Date: October 08, 2014 at 11:47 GMT



2006 was another significant year in Ocean energy development, both from the perspective of device and project development, and from that of the IEA Ocean Energy Systems Implementing Agreement. 

From an industry perspective, another five devices have been tested in open seas:

  • the Wavestar (Denmark)
  • the Wavebob (Ireland)
  • the Chinese Academy of Science’s onshore oscillating buoy (China)
  • the Verdant Power tidal project (USA), the Race Rocks tidal project (Canada)
  • the Ocean Energy Limited OE Buoy (Ireland), which was moored at the test site on the 29th of December.

The Pico Plant in Portugal was re-commissioned and is providing grid-connected electricity. A number of devices that have been tested are in the process of planning and building full scale and multi-device projects, including the three device Pelamis project in Portugal funded by Enersis which was undergoing final assembly during the year. Additionally, policy makers are taking a greater interest in ocean energy with a number of countries developing specific policies for ocean energy including New Zealand, Canada, and Korea. All of this interest and activity provided the background for a fruitful year for the IEA OES. Our meetings rooms were larger, to accommodate the growing number of member and observer countries attending, and our side trips were more interesting, as they provided opportunities to see tangible evidence of ocean energy development. Our meetings were also productive as we successfully agreed two new co operative work programmes: the extension of Annex II to consider open sea testing, and Annex III to investigate grid integration issues for ocean energy systems. We were also very pleased to receive a positive response from both the IEA Renewable Energy Working Party and the IEA Committee on Energy Research and Technology to our End of Term Report, reviewing the first five year term of the IEA OES, and our Strategy for 2007 – 2011. Both groups approved the extension of the IEA OES for another five years.

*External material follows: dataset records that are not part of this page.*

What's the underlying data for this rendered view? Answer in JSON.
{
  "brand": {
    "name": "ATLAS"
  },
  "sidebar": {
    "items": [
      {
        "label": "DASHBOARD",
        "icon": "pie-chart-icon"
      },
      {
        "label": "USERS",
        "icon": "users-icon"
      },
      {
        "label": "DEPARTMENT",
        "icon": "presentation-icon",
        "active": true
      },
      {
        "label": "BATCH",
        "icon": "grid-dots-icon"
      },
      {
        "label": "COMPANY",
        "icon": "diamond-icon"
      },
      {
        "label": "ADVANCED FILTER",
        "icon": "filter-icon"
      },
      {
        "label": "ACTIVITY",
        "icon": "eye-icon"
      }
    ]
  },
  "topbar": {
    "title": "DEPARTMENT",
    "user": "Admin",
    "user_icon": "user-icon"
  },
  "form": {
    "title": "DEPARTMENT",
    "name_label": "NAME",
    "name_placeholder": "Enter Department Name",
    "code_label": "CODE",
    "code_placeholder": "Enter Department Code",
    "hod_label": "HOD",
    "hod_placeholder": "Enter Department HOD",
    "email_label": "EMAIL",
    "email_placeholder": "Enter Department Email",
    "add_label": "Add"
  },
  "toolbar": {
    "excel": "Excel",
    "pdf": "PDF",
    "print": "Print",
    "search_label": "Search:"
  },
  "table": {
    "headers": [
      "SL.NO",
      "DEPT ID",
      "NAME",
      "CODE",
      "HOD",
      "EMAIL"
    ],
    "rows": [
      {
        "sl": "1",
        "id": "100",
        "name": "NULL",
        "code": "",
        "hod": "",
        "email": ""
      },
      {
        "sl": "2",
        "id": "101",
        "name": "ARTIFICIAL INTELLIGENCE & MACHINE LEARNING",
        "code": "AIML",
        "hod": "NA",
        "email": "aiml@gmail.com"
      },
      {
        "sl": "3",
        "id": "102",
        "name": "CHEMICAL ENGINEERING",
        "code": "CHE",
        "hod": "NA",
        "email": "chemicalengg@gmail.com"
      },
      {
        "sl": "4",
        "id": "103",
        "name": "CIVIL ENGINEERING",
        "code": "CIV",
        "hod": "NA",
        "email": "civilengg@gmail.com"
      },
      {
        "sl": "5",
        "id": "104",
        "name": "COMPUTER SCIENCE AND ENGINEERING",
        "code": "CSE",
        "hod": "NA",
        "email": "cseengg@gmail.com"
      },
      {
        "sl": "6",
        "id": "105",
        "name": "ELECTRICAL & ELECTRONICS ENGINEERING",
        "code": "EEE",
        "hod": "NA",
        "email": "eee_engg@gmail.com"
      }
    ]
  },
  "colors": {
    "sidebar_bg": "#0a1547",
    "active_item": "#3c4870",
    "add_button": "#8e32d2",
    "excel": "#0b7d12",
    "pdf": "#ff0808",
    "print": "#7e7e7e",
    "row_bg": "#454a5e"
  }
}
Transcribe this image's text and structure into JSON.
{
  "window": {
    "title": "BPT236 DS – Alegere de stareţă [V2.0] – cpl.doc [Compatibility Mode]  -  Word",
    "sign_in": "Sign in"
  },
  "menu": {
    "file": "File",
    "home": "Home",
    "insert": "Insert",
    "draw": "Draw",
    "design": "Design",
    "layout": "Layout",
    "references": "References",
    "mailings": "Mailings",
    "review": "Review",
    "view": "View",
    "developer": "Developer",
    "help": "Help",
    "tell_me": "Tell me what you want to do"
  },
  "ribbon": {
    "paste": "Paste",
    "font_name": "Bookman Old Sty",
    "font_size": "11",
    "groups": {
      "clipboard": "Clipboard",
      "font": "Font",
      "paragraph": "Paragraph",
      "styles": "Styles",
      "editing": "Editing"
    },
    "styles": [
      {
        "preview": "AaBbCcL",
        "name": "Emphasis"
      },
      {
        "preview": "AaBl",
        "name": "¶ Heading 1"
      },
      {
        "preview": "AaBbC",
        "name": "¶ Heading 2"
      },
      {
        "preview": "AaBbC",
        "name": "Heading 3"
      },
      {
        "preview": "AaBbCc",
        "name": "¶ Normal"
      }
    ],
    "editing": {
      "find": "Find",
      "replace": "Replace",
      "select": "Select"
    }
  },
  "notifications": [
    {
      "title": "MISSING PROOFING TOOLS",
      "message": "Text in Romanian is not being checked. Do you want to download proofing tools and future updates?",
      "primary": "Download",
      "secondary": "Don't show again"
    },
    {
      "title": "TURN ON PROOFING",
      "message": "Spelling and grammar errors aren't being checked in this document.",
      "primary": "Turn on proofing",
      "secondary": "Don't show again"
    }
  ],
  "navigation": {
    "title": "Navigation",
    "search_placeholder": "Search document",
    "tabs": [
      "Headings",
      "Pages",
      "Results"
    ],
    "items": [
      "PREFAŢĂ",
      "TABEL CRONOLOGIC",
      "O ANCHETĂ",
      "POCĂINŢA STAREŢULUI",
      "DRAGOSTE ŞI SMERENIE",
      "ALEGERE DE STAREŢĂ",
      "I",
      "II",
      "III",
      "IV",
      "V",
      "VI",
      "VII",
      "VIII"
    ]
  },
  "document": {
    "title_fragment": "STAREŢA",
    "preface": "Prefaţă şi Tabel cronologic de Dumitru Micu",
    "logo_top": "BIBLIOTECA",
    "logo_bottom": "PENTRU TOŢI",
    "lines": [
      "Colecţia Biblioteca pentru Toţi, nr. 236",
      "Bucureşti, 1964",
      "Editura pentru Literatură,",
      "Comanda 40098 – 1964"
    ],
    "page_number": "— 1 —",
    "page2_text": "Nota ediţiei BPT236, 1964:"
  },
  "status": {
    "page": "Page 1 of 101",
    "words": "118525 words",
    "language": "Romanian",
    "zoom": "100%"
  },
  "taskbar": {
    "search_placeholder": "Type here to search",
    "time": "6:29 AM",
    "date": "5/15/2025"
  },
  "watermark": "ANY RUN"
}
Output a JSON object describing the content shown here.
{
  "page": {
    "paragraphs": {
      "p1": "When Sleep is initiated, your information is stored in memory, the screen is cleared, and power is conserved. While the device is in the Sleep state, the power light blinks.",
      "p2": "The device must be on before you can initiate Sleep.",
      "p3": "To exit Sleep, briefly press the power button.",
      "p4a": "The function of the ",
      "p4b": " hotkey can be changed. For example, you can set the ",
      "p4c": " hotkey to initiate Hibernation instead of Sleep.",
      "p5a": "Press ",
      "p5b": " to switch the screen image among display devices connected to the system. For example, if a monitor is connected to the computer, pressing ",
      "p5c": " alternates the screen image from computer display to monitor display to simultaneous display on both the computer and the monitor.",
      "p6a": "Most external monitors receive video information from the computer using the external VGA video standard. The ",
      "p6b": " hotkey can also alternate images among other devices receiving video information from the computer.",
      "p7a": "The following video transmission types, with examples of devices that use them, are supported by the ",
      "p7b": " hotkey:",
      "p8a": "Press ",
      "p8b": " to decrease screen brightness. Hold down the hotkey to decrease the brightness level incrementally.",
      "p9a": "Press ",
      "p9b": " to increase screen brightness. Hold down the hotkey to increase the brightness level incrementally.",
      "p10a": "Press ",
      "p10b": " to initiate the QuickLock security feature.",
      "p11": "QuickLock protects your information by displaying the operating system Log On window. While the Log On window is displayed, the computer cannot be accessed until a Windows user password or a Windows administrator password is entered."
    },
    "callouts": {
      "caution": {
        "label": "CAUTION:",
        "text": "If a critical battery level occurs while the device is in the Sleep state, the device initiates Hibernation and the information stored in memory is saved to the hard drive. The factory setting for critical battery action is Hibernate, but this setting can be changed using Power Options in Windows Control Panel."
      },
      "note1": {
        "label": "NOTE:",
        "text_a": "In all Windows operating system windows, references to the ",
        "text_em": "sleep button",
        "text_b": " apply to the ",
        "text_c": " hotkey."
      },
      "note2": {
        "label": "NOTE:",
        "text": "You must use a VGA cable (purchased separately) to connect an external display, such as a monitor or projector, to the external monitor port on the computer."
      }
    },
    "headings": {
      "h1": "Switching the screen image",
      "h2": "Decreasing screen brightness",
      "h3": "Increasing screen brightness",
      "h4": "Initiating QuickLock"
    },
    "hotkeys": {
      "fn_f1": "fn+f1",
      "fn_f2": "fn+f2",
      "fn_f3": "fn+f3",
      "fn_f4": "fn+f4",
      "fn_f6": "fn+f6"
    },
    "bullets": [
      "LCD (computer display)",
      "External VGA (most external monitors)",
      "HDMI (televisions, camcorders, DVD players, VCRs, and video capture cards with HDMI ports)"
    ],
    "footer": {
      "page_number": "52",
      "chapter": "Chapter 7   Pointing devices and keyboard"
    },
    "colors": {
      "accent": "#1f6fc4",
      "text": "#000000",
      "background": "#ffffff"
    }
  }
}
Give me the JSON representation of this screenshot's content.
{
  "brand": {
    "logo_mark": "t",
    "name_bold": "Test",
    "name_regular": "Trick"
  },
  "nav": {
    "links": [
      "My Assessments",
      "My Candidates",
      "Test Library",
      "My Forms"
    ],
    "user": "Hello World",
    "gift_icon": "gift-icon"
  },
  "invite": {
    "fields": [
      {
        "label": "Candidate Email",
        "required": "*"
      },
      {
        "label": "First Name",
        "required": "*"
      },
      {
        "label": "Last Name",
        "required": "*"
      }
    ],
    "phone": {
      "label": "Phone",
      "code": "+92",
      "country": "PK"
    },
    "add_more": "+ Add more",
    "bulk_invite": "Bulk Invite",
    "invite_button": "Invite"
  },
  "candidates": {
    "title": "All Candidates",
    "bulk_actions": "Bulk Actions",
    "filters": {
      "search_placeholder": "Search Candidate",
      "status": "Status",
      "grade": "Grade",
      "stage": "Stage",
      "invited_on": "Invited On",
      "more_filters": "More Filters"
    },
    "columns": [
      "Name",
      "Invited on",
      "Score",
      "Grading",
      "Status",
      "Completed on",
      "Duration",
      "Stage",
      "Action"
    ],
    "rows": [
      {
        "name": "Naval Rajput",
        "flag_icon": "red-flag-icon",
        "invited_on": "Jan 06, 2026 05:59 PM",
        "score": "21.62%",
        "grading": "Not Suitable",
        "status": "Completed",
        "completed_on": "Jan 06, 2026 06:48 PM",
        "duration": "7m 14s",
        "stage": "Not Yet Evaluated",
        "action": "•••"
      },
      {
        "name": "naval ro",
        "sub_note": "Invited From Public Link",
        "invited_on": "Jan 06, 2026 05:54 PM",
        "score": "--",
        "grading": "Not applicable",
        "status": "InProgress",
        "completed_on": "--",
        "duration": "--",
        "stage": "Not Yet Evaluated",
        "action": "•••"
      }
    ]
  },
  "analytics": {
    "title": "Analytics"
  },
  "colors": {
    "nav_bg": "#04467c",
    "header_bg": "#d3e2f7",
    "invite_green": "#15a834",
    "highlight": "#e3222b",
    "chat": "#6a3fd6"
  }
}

The OES is organised under the auspices of the International Energy Agency (IEA) but is functionally and legally autonomous. Views, findings and publications of the OES do not necessarily represent the views or policies of the IEA Secretariat or its individual member countries.